Wadi Saluki battle - microcosm of war's mistakes

Soldiers waited like sitting ducks for orders that were twice received and twice canceled.

idf troops 298.88 (photo credit: AP)
idf troops 298.88
(photo credit: AP)
The battle of Wadi Saluki will be remembered as one of the fiercest fights of the second Lebanon War. It was during the push to the Litani River - a few hours before the UN-brokered cease-fire went into effect - that a column of Merkava tanks from Brigade 401 began crossing Wadi Saluki in the face of fierce Hizbullah resistance. Friday night, August 11, was a turning point in the war.

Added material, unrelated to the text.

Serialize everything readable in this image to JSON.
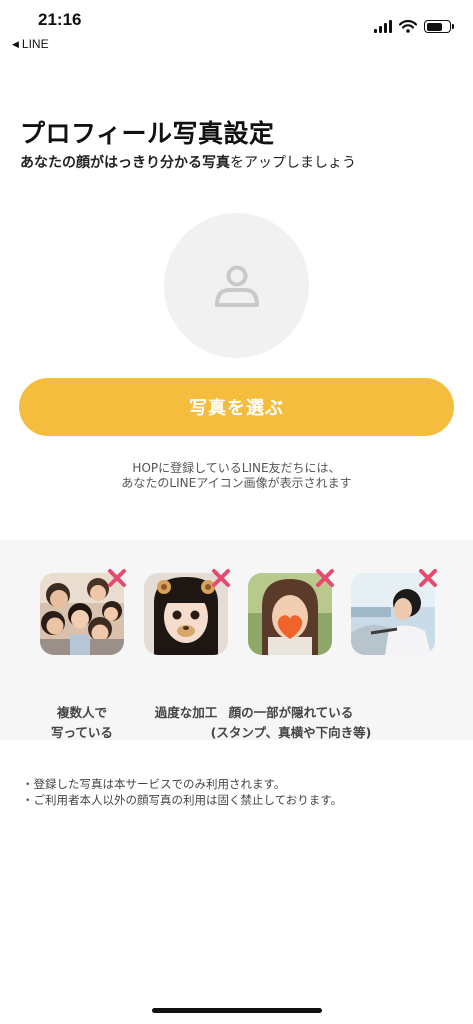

The cease-fire resolution was approved by the UN Security Council, and Prime Minister Ehud Olmert and Defense Minister Amir Peretz ordered the IDF to take control of Lebanon up to the Litani River, the area from which Hizbullah had fired most of its Katyusha rockets. Crossing the Saluki meant the troops and tanks had to climb a steep hill while exposed to attack from mountains on every side. Understanding the risk to his tanks, Brig.-Gen. Guy Zur, commander of Division 162, deployed Nahal Brigade infantrymen on the high ground outside Andouriya and Farun, to provide cover for the armored column below. The wadi was described later by senior officers from Division 162 as the "gateway to the Litani." Crossing it was deemed to be the first, essential step in a sweep west across southern Lebanon. Commanded by Col. Moti Kidor, Brigade 401's Merkava tanks had been waiting for the push to the Litani for close to a week. Twice, they had received the word to go, but when they began rolling, they were immediately told to stop. But on August 11, just before 5 p.m., orders came that were not canceled and at 8 p.m. the tanks began to move. The Hizbullah fighters were waiting. Kidor's men had been standing by for nearly a week and the enemy knew that the only way west ran through the Saluki. At least 100 guerrillas had deployed with their most advanced anti-tank missile - the Russian-made Cornet. By early morning on August 13, 24 hours before the cease-fire was scheduled to go into effect, the soldiers succeeded in crossing the wadi and climbing the hill, at a heavy price. Twelve soldiers were killed - eight tankists and four infantrymen. Some 80 Hizbullah gunmen were killed. Then orders came to halt the advance, leaving Kidor and his men wondering why they had been sent in the first place. Why were they ordered to cross the Saluki when it was clear that the cease-fire would be approved? What did these 12 soldiers die for? The Battle of the Saluki was a microcosm of all the mistakes that were made during the war in Lebanon. Soldiers waited for a week, like sitting ducks, for orders that were twice received and twice canceled, reflecting a total lack of clarity and confidence within the General Staff, and perhaps the political echelon. When the orders finally came, they made no sense; why push to the Litani hours before the UN was set to approve a cease-fire? What was the point of the brief, bloody operation, the soldiers asked, especially given the fact that two days after crossing the Saluki, they crossed it again - this time heading home? Senior officers criticized the operation this week, saying it was launched at the last minute in an effort to influence public opinion in Israel and in Lebanon ahead of the UN Security Council vote on the cease-fire resolution. "The army wanted to show that it could conquer ground," one officer said. "They wanted to prove that they were capable of doing it." There was also the way the tanks were employed. Twenty-four tanks participated in the operation, and 11 were hit by anti-tank missiles. When the tanks began moving through the wadi, the Hizbullah fighters began firing missile after missile at the vulnerable armor. The men in the tanks asked for help, but because of the large number of Nahal infantrymen present, the Northern Command refrained from calling for assistance from artillery or helicopter gunships. The committees set up by Peretz and IDF Chief of General Staff Lt.-Gen. Dan Halutz will have to deal with these and other issues. Peretz has appointed former chief of General Staff Lt.-Gen. (res.) Amnon Lipkin-Shahak to head the investigation of the army's management of the war, and Halutz has asked former chief of staff Lt.-Gen. (res.) Dan Shomron to act as liaison between approximately 10 internal IDF investigatory committees. "There were many professional mistakes made in the use of the tanks," one officer said. "The soldiers were not trained properly for this battle and the division lacked experience in using tanks and infantry units operating together and in this type of terrain."